String abi = ibanCode.substring(5, 10);
String cab = iban.substring(10, 15);
String conto = iban.substring(15);


org.iban4j.Iban ibanToCheck = new org.iban4j.Iban.Builder()
.countryCode(CountryCode.valueOf(countryCode))
.bankCode(abi)
.nationalCheckDigit(CINUtil.computeCin(abi, cab, conto))
.branchCode(cab)
.accountNumber(conto)
.build(true);


return ibanCode.equals(ibanToCheck.toString());
}

Howto migrate LDAP users to Spring Security JDBC

Howto migrate LDAP users to Spring Security JDBC

Lately we are redoing a web portal whose users who have access to the private area of ​​the application are registered through LDAP.
The only request made by the contractor is that the transition to the new portal must be transparent to registered users. This translates into the fact that users do not have to change the password the first time they log in to the new portal. Passwords are stored in the LDAP repository with SSHA (Salted SHA) encoding.
Our application uses Spring Security to manage security and access to the reserved area. Spring Security supports various types of authentication including LDAP itself. As a first idea we thought to use the same LDAP repository already present.
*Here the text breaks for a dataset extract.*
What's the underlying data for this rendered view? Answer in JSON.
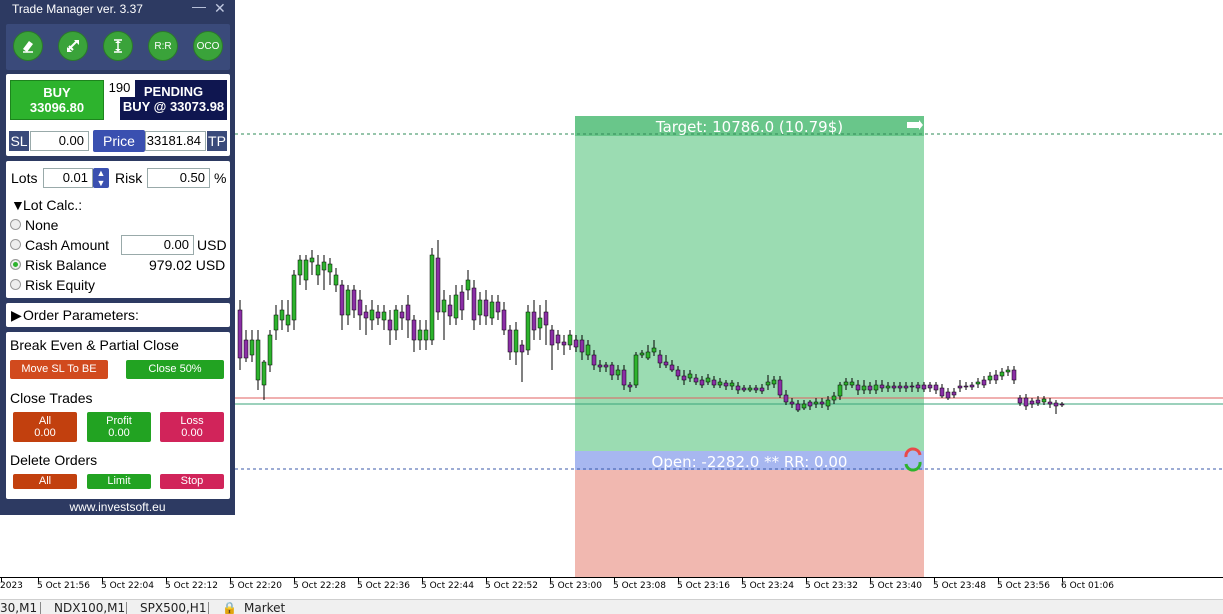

After analyzing this solution in detail we have thought not to take this solution for various reasons.
The first is to map the roles related to the permissions of the old application to the roles of our application (feasible but not very nice from the point of functional view). Furthermore, having to maintain two separate servers, an LDAP and a DBMS, when it is possible to have only one DBMS server, is not a good thing from the point of management costs.
So we thought about using the classic Spring Security JDBC authentication. The users will be migrated through a batch that will load the unloading LDAP users (download, for example, done in the csv format) to the JDBC tables. To ensure that password encryption remains the same, just configure Spring Security to use the LdapShaPasswordEncoder class. To do this you need to define the following bean in WebMvcConfiguration:

@Bean
public LdapShaPasswordEncoder passwordEncoderLDAP () {
return new LdapShaPasswordEncoder ();
}

end using it in the AuthenticationManagerBuilder defined in WebSecurityConfiguration like this:

@Autowired
private LdapShaPasswordEncoder ldapPasswordEncoder;

@Override
protected void configure (AuthenticationManagerBuilder auth) throws Exception {
auth.userDetailsService (webJdbcUserDetailsManager).passwordEncoder (ldapPasswordEncoder);
}

in this way the password coding will be the same used by LDAP and for users the transition to the new portal will be transparent.